Abstract: Graphene has attracted considerable interest as a potential new electronic material. With its high carrier mobility, graphene is of particular interest for ultrahigh-speed radio-frequency electronics. However, conventional device fabrication processes cannot readily be applied to produce high-speed graphene transistors because they often introduce significant defects into the monolayer of carbon lattices and severely degrade the device performance. Here we report an approach to the fabrication of high-speed graphene transistors with a self-aligned nanowire gate to prevent such degradation. A Co(2)Si-Al(2)O(3) core-shell nanowire is used as the gate, with the source and drain electrodes defined through a self-alignment process and the channel length defined by the nanowire diameter. The physical assembly of the nanowire gate preserves the high carrier mobility in graphene, and the self-alignment process ensures that the edges of the source, drain and gate electrodes are automatically and precisely positioned so that no overlapping or significant gaps exist between these electrodes, thus minimizing access resistance. It therefore allows for transistor performance not previously possible. Graphene transistors with a channel length as low as 140 nm have been fabricated with the highest scaled on-current (3.32 mA μm(-1)) and transconductance (1.27 mS μm(-1)) reported so far. Significantly, on-chip microwave measurements demonstrate that the self-aligned devices have a high intrinsic cut-off (transit) frequency of f(T) = 100-300 GHz, with the extrinsic f(T) (in the range of a few gigahertz) largely limited by parasitic pad capacitance.

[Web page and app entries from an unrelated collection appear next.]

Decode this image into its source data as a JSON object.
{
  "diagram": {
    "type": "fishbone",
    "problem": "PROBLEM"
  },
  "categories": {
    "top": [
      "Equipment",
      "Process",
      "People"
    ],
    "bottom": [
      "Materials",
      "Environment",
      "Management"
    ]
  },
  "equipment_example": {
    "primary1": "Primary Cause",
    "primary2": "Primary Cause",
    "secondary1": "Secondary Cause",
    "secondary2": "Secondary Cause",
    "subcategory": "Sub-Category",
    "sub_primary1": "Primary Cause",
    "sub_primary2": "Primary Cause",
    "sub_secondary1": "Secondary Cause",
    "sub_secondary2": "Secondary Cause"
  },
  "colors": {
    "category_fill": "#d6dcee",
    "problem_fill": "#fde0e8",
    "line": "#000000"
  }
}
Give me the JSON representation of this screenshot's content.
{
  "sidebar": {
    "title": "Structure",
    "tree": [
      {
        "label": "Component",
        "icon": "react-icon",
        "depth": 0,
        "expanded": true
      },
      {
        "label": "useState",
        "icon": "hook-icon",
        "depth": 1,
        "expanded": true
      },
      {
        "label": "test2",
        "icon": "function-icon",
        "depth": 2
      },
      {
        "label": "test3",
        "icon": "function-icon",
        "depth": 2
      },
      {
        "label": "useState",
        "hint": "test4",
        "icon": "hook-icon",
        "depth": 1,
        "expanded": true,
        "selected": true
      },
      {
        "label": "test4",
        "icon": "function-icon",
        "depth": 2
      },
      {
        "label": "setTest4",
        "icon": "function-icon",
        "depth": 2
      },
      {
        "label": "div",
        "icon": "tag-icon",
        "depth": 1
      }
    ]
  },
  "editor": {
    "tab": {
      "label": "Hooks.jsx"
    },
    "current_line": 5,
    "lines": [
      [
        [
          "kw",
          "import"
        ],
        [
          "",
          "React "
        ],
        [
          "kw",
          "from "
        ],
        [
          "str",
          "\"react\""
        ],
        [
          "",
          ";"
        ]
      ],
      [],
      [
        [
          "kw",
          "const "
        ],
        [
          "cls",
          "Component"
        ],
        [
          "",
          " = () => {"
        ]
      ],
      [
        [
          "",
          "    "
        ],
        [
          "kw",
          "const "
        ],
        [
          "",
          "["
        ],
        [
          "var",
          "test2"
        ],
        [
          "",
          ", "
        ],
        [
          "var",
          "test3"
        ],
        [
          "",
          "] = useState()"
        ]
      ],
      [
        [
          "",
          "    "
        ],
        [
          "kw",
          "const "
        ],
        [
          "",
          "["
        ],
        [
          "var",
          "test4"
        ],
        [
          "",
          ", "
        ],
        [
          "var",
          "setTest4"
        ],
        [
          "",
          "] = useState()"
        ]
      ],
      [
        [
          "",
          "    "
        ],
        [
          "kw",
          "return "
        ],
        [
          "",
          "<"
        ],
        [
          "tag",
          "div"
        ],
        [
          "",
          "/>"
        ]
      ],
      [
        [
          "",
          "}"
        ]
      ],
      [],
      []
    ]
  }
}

The reported intrinsic f(T) of the graphene transistors is comparable to that of the very best high-electron-mobility transistors with similar gate lengths.
03 Nov 1986-Applied Physics Letters
Abstract: The first solid‐state field‐effect transistor has been fabricated utilizing a film of an organic macromolecule, polythiophene, as a semiconductor. The device characteristics have been optimized by controlling the doping levels of the polymer. The device is a normally off type and the source (drain) current can be modulated by a factor of 102–103 by varying the gate voltage. The carrier mobility and the transconductance have also been determined to be ∼10−5 cm2/V s and 3 nS, respectively, by means of electrical measurements.
01 Dec 2002-Nature Materials
Abstract: The integration of materials having a high dielectric constant (high-kappa) into carbon-nanotube transistors promises to push the performance limit for molecular electronics. Here, high-kappa (approximately 25) zirconium oxide thin-films (approximately 8 nm) are formed on top of individual single-walled carbon nanotubes by atomic-layer deposition and used as gate dielectrics for nanotube field-effect transistors. The p-type transistors exhibit subthreshold swings of S approximately 70 mV per decade, approaching the room-temperature theoretical limit for field-effect transistors. Key transistor performance parameters, transconductance and carrier mobility reach 6,000 S x m(-1) (12 microS per tube) and 3,000 cm2 x V(-1) x s(-1) respectively. N-type field-effect transistors obtained by annealing the devices in hydrogen exhibit S approximately 90 mV per decade. High voltage gains of up to 60 are obtained for complementary nanotube-based inverters. The atomic-layer deposition process affords gate insulators with high capacitance while being chemically benign to nanotubes, a key to the integration of advanced dielectrics into molecular electronics.